If you want to keep the history open, resize the Calculator window horizontally and it should pop up when the window is big enough.
Deleting the History
You can delete individual entries from your history or delete the entire history at once.
To delete an individual entry, right-click it and then click the “Delete” command. To delete the entire history, click the little trashcan icon at the bottom right of the pane.
The Calculator app has keyboard shortcuts integrated into it to make things a bit easier for those of us that like to use hotkeys to get around the desktop. To start with, if you have a number pad on your keyboard, make sure NumLock is turned on and then you can use the pad to perform calculations.
Also, there are some other shortcuts you can use. You can find a full list of these shortcuts on the Microsoft Support Windows Keyboard Shortcuts page, but here are a few of the more generally useful ones:
- Alt+(1-4): Hold down Alt and press any number from one to four to switch to the different calculator modes.
- Delete: Clear the current input (this works like the CE key on the calculator)
- Esc: Clear all input (this works like the C key on the calculator)
- Ctrl+H: Turn history on and off.
And that’s about it—probably more than you ever wanted to know about the Windows Calculator. Still, it’s an underappreciated tool that packs in a lot of useful features.
- › Steam Is Saying Goodbye to Windows 7 and 8
- › How to Transfer Messages from Android to iPhone
- › You Can Now Try Microsoft Edge’s Real-Time Tab Sharing
- › Amazon’s “Sidewalk” Mesh Network Is Coming to More Devices

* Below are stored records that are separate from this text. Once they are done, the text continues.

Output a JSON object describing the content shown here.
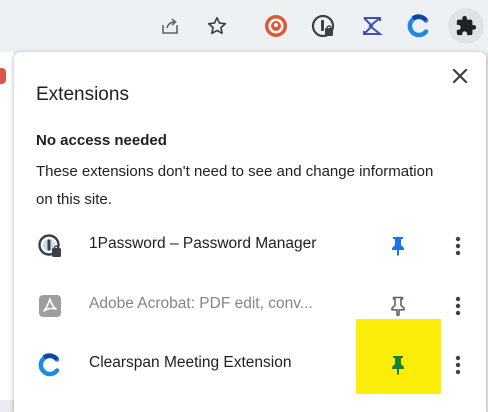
{
  "popup": {
    "title": "Extensions",
    "section_title": "No access needed",
    "section_description": "These extensions don't need to see and change information on this site."
  },
  "extensions": [
    {
      "name": "1Password – Password Manager",
      "icon": "1password-icon",
      "pinned": true,
      "dimmed": false,
      "pin_color": "#1a73e8"
    },
    {
      "name": "Adobe Acrobat: PDF edit, conv...",
      "icon": "adobe-acrobat-icon",
      "pinned": false,
      "dimmed": true,
      "pin_color": "#5f6368"
    },
    {
      "name": "Clearspan Meeting Extension",
      "icon": "clearspan-icon",
      "pinned": true,
      "dimmed": false,
      "pin_color": "#188038"
    }
  ],
  "toolbar": {
    "icons": [
      "share-icon",
      "bookmark-star-icon",
      "duckduckgo-icon",
      "1password-icon",
      "sigma-icon",
      "clearspan-icon",
      "extensions-puzzle-icon"
    ]
  },
  "colors": {
    "highlight": "#fcee08",
    "pinned_blue": "#1a73e8",
    "pinned_green": "#188038"
  }
}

- › Lenovo Just Revealed New Yoga and Slim Windows Laptops
- › DirectX 11 vs. DirectX 12: Which Is Better for Gaming?